━━ Information provided
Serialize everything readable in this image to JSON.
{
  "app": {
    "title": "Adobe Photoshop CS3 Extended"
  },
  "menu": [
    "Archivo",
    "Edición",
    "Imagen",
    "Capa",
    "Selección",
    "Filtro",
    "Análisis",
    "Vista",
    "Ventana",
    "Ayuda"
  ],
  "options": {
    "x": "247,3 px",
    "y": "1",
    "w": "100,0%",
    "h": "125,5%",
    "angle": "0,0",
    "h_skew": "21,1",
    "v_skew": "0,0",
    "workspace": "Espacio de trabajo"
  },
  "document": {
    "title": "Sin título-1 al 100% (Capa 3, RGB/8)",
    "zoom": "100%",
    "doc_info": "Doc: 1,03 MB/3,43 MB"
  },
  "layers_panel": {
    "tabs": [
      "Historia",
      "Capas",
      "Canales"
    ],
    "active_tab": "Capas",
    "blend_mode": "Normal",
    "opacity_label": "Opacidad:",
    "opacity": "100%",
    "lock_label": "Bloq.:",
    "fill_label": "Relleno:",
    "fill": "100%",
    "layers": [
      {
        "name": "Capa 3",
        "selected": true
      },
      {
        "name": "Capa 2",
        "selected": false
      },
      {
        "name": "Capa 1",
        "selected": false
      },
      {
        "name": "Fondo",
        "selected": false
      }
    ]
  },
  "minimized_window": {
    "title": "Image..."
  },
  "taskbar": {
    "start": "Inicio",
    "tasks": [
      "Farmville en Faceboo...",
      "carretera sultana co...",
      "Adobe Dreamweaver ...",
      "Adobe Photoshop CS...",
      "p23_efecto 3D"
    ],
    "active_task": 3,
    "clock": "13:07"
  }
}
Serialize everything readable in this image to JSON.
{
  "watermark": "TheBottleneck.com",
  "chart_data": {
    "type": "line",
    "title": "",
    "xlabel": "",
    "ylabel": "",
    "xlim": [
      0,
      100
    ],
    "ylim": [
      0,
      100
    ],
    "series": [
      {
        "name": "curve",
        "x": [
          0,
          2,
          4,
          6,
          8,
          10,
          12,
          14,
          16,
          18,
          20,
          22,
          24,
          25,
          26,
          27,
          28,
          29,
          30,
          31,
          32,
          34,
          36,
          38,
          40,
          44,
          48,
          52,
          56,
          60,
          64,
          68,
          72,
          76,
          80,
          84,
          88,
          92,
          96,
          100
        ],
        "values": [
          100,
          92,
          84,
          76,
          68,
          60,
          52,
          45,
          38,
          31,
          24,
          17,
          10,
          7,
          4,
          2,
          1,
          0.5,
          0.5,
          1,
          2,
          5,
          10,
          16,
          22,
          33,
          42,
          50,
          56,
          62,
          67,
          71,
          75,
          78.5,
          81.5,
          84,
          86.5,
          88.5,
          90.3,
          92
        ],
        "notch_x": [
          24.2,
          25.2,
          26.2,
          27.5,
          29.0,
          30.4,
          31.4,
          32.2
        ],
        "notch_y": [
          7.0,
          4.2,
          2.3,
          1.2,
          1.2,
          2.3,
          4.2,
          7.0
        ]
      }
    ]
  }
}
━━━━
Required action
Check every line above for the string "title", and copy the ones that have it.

Answer to the problem
    "title": "Adobe Photoshop CS3 Extended"
    "title": "Sin título-1 al 100% (Capa 3, RGB/8)",
    "title": "Image..."
    "title": "",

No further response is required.